Going through the data below, find how many lines include the word "JSON", and reply with that number alone.

[DATASET RECORDS]

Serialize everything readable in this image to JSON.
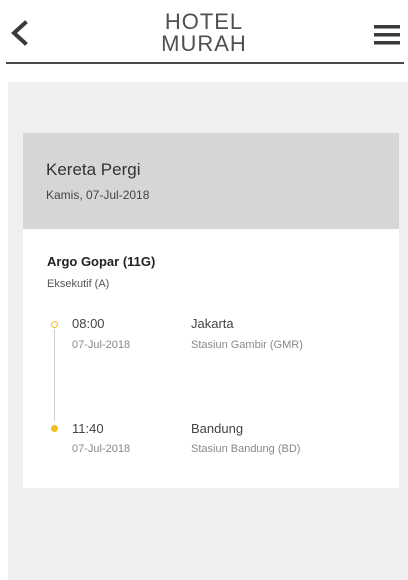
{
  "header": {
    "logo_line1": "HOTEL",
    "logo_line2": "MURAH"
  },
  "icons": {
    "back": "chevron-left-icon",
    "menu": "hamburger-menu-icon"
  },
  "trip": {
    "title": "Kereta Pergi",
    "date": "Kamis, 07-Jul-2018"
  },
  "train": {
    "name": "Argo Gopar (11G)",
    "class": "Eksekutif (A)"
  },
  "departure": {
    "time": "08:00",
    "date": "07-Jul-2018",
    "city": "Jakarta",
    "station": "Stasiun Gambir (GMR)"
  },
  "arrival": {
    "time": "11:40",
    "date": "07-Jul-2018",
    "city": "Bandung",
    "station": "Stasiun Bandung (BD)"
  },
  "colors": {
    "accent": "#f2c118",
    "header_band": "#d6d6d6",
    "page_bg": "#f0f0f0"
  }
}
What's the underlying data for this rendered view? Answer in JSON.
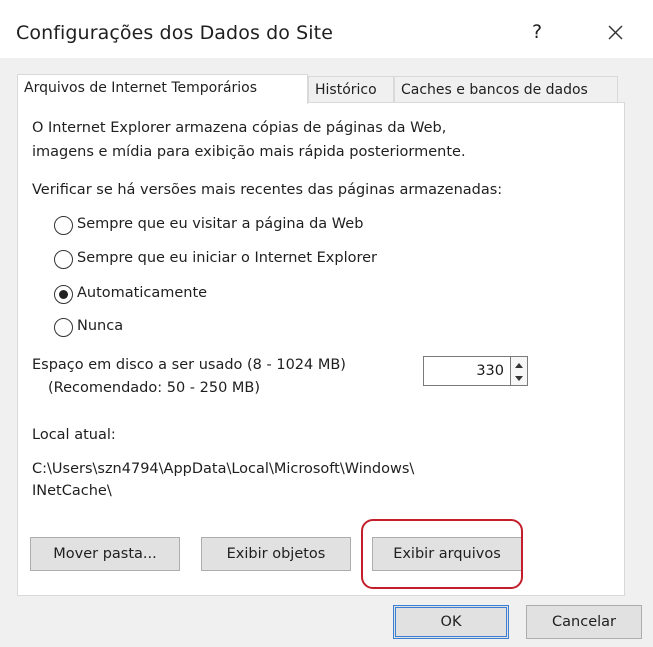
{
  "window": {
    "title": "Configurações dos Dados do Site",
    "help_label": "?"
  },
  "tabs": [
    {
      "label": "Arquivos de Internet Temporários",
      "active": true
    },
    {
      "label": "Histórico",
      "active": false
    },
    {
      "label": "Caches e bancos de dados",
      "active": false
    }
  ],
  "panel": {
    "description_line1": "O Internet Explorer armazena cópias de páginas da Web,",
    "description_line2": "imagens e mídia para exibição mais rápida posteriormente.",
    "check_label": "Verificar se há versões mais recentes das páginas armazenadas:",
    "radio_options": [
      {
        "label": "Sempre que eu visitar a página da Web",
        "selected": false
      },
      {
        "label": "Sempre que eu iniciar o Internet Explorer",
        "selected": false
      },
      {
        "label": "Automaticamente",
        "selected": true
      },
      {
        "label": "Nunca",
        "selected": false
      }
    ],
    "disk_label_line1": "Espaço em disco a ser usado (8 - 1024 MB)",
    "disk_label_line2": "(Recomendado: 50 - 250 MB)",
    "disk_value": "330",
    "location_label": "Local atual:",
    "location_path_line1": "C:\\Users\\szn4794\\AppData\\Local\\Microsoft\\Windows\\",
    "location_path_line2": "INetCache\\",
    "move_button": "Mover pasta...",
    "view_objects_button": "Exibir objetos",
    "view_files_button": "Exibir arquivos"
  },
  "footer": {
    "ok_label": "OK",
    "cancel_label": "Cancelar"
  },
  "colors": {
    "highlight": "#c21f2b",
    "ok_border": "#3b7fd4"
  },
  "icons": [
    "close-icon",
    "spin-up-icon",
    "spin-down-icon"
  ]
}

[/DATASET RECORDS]
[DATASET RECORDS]

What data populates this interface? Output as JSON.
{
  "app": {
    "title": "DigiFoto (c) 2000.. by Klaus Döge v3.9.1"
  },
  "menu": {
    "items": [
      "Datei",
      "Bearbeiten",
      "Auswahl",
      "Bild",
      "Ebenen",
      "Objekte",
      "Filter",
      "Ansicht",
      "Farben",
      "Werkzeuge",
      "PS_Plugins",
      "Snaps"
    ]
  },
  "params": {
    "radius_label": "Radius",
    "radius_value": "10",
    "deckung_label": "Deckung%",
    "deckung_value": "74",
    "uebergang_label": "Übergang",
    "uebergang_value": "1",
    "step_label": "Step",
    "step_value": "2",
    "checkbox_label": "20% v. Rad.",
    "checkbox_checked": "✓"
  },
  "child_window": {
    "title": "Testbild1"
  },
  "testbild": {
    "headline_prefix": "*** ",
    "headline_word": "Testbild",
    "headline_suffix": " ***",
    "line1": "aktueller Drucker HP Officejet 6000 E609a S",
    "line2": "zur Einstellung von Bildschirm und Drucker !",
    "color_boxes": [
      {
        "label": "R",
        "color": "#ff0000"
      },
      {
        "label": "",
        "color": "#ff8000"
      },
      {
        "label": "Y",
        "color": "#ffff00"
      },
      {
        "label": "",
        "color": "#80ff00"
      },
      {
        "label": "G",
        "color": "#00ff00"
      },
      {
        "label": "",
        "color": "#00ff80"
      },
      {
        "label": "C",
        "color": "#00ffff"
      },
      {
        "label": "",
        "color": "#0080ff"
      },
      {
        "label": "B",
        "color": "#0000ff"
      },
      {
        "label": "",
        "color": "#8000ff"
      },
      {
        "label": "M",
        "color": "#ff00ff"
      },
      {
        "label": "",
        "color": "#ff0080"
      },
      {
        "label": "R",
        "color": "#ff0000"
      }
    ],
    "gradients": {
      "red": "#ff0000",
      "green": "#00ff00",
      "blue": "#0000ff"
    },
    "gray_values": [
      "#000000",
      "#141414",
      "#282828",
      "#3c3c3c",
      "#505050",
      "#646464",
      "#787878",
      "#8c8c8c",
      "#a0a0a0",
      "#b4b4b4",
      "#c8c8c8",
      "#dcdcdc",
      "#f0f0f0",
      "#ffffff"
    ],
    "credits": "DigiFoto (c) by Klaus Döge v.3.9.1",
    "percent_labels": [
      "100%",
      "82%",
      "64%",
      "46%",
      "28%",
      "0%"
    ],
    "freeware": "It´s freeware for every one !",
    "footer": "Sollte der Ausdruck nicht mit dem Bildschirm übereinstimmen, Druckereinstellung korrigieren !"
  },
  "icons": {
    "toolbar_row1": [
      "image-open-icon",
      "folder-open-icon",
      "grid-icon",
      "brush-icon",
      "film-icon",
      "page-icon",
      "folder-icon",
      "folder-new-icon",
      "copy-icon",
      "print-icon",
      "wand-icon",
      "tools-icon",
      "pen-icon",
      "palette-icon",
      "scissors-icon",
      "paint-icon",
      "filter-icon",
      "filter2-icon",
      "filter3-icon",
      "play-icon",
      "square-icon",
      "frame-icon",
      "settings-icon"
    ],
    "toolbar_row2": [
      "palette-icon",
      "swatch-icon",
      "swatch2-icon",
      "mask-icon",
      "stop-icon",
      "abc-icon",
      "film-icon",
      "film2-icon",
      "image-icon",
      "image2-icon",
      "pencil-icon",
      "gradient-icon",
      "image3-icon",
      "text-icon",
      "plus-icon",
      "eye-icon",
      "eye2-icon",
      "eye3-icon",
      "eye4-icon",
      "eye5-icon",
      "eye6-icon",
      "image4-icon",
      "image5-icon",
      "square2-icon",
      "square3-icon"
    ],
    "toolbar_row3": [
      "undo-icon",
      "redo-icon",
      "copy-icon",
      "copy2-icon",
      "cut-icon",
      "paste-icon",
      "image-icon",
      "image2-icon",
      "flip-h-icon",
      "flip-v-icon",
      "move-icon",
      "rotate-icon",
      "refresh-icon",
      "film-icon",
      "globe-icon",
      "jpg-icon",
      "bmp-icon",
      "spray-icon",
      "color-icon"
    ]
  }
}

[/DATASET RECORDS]

§ **RESULT OF THIS EXERCISE**
3